In the wake of a pandemic and enforced isolation, it’s very possible to feel extremely alone whilst disconnected with the outside world. We are currently discouraged from closely interacting with others (bar our immediate housemates) – and this sort of enforced isolation, as seen in other epidemics, can lead to anxiety, depression, loneliness and stigmatization. No matter if you prefer alone time or social time, let’s not forget that we are all social creatures as humans, which means that our relationships with others serve as a primary foundation for our mental health and resilience (Dowrick, 1991).
The wonderful thing is that there are many resources readily available online to support individuals socially during COVID-19; however, it’s also just as important to consider who the audience is that is viewing these resources, and how some of the “tips” might be somewhat excluding more vulnerable populations in the community. Specifically, there is a potential separation between rural and city life with regards to the implications of social distancing. While every-day proximal social distancing may be easier for smaller towns (i.e. wider open spaces), it might be more complicated to navigate city streets and urban parks that become more active during the work-from-home period.
On the other hand, as larger cities are predominantly composed of a technically-advanced population, social distancing – although inconvenient – can be easily remedied through online connection. What happens then to the smaller communities at times like these? As the rest of the world connects virtually, this can be a major roadblock for smaller communities where internet use can be less accessible.
This is a reality in Ireland, where 3 out of 10 people live in highly rural areas, and the average age is 41.2 years (which is higher than all other geographical areas in Ireland; CSO, 2019). Additionally, 25% of those rural towns have unreliable internet access. They might also be less likely to connect socially online – in terms of social distancing, this can really put people at high-risk for isolation.
In general, smaller towns are more reliant on the local community in day-to-day life, where families go into business together and the social fabric is closely-knitted with neighbourly engagement. It can be a real jolt for families that are used to visiting elderly family members daily, when they are told that they will not be able to do so again for the foreseeable future.
How can we speak to the small rural towns now, where social distancing is likely leaving the most noticeable impact?

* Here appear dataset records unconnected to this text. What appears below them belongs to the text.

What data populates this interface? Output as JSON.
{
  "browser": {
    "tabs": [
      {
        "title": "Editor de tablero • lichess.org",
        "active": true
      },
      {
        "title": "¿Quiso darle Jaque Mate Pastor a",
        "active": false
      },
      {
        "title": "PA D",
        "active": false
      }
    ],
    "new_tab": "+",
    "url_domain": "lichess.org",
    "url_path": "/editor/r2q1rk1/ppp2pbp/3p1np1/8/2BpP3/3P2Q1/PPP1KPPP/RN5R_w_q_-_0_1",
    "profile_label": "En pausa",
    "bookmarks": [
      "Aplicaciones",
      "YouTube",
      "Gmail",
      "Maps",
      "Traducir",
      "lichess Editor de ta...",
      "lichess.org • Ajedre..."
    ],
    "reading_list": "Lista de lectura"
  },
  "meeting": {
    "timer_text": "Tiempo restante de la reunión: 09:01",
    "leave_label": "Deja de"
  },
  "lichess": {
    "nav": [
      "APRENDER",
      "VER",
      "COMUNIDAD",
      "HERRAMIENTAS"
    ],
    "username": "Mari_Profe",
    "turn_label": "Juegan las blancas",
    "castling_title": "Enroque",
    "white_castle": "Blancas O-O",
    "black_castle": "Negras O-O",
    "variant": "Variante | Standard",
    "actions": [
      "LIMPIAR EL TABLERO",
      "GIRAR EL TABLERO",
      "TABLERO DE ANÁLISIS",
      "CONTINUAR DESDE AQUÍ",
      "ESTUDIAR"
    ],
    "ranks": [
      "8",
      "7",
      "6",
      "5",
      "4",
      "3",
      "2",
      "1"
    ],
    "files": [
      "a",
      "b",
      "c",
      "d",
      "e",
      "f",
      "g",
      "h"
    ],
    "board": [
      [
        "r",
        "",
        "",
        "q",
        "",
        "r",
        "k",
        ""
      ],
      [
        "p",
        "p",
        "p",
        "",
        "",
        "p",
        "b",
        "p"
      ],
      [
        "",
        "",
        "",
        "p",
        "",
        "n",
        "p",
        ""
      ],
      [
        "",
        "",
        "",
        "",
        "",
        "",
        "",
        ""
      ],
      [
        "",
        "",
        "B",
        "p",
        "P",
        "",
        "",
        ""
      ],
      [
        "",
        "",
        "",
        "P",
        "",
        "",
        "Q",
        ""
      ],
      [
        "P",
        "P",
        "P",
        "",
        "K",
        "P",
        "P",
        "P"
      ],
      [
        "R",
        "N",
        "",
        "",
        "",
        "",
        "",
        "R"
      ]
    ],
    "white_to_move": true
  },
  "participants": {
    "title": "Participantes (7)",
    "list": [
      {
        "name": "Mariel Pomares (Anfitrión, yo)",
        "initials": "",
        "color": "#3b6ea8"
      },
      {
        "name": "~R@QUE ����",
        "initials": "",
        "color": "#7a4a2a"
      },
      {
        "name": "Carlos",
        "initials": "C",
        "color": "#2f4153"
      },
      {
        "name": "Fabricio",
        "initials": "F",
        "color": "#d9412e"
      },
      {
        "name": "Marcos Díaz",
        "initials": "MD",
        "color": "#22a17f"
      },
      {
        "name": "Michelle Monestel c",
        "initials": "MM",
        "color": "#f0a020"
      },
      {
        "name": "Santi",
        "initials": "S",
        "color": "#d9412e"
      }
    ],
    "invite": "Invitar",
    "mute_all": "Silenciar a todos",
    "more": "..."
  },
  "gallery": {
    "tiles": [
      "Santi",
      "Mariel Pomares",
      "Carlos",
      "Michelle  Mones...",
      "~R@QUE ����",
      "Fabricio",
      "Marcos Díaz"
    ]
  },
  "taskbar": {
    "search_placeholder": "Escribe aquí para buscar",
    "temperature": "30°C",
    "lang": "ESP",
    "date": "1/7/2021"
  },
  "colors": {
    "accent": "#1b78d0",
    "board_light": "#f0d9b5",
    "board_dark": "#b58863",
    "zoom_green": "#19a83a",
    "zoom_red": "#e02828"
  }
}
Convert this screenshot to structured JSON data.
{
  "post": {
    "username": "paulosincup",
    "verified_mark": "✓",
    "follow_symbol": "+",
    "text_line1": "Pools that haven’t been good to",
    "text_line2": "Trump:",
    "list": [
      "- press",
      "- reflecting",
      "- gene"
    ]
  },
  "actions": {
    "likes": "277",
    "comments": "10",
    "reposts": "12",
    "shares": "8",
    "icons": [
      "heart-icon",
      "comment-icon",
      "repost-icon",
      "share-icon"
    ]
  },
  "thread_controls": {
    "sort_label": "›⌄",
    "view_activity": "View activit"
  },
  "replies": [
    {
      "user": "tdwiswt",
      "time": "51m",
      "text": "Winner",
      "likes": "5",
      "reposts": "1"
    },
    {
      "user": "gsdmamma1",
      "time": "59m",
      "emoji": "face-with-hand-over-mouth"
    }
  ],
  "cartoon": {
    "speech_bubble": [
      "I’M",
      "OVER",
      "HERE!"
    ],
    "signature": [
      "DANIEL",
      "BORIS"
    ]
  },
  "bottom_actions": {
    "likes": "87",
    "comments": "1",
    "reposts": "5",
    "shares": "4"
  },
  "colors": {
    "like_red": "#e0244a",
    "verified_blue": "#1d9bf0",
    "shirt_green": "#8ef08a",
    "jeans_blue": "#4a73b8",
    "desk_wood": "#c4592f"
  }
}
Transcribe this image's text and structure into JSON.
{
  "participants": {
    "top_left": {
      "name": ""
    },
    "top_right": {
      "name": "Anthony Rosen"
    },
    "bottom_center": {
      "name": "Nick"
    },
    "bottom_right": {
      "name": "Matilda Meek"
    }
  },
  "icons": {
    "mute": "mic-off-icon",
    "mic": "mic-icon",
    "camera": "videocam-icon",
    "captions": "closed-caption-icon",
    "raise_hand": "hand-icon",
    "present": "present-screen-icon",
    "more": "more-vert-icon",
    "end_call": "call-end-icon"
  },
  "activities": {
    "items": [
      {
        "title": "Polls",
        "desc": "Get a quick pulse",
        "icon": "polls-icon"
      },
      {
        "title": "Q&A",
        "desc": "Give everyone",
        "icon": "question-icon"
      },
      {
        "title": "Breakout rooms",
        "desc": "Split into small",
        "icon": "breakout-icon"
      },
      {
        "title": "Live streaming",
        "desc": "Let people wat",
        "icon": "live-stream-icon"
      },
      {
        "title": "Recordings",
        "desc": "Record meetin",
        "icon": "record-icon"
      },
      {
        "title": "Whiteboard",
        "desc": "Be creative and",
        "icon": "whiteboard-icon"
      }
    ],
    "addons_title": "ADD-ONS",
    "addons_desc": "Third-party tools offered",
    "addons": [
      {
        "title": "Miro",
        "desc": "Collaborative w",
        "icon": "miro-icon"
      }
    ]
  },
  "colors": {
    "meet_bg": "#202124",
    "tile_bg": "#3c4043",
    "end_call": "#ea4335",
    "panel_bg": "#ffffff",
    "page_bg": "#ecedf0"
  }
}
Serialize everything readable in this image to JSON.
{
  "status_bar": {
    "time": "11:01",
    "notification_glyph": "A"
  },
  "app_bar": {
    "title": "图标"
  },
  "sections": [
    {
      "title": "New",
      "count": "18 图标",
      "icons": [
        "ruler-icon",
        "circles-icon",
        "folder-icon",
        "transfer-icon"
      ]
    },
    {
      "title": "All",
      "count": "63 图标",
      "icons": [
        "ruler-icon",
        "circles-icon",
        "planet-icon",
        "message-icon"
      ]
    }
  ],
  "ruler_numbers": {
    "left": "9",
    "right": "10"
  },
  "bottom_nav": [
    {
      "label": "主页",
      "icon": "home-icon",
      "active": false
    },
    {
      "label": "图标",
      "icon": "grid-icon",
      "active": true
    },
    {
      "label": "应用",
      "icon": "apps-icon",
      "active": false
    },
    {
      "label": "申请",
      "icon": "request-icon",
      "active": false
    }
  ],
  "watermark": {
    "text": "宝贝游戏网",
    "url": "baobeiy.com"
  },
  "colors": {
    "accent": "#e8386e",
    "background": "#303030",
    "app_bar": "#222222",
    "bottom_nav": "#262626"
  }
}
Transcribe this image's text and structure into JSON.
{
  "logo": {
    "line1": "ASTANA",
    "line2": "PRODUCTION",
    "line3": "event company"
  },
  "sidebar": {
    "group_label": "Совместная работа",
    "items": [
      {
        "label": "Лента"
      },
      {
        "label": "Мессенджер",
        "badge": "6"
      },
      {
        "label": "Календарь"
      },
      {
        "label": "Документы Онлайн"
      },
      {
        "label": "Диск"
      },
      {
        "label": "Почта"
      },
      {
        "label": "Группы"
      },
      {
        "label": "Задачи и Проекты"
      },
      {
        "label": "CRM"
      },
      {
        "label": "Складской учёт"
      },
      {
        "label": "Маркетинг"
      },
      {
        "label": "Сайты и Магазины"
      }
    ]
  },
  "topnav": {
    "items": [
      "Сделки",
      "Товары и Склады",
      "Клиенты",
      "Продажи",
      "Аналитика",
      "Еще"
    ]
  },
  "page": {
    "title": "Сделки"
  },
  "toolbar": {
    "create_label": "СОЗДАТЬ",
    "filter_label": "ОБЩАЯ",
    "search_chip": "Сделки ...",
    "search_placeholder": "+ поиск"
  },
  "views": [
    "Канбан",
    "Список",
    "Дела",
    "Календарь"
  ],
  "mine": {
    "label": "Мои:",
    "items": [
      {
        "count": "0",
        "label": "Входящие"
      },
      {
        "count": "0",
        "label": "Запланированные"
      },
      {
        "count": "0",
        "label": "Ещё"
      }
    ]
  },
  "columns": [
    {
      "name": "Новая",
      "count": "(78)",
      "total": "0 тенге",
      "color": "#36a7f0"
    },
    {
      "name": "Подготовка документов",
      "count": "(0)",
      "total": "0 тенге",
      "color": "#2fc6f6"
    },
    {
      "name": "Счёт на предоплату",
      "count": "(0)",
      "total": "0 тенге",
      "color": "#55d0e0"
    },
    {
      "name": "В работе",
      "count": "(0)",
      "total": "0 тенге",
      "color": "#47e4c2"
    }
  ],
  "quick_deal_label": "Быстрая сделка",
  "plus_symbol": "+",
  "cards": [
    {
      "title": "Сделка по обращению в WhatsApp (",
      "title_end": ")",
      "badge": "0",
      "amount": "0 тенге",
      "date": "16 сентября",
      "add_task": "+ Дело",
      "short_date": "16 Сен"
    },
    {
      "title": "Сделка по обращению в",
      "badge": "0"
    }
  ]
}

Consider the following small actions that can yield many stepping-stones for building community resilience during social distancing:
Support small local businesses
The occupational implications of COVID-19 are likely hitting small businesses the hardest, as many are unable to take on the financial burdens of closing their doors. This is a call to action to support the local economy by purchasing gift cards from your favourite small businesses for future shopping, and leaving positive reviews for these companies on their social media accounts to show your support. You can even arrange to collect funds via GoFundMe to support the businesses you cherish so they continue to thrive in the long run.
Connect to the elderly through snail-mail
As the elderly are likely the most vulnerable population during COVID-19 (e.g. health risk, loneliness, isolation), it is crucial to find ways to best support these members of society while maintaining social distancing for protection. If you are willing, perhaps try hand-writing letters for the elderly to open and read during this separation, as it can be such a simple gesture to brighten someone’s day. Not only is this a great activity for adults to engage in, but also for children who are out of school and might find meaning in providing support for others through words or drawn pictures! Heartfelt writing serves as a great opportunity to show compassion, support and kindness to individuals who cannot connect online.
Hold space for community gatherings via phone
For community members that engage in the same community events every week (e.g. church, sports), it might be very disorientating once forced to stop attending. Chances are if you’re finding it hard to disengage from weekly community gatherings that used to punctuate your week, other community members are likely resonating as well. To maintain contact and a sense of normalcy in weekly routines, it can be very beneficial to continue connecting to this community tribe in whatever format suits the majority of its members. This might look like holding a brief Bible study or other religious gathering over a group call for all to hear and participate in. It could also look like creating a WhatsApp group for your volleyball or rowing team, and flooding the usual training times with ideas for alternative workouts that everyone can try at home. Or perhaps it can be texting new recipes to your Baking Club colleagues, and sending each other pictures of your creations. In whatever time and mode that works for you, continue to hold that space for each other if possible, so that the community can be reminded of the strength found in connection.
Finding ways to stay connected can be the one of the best ways to maintain resilience in uncertain times. If you or a loved one are living in a rural community during COVID-19, please know that you are not alone, and you have the entire world supporting you right now.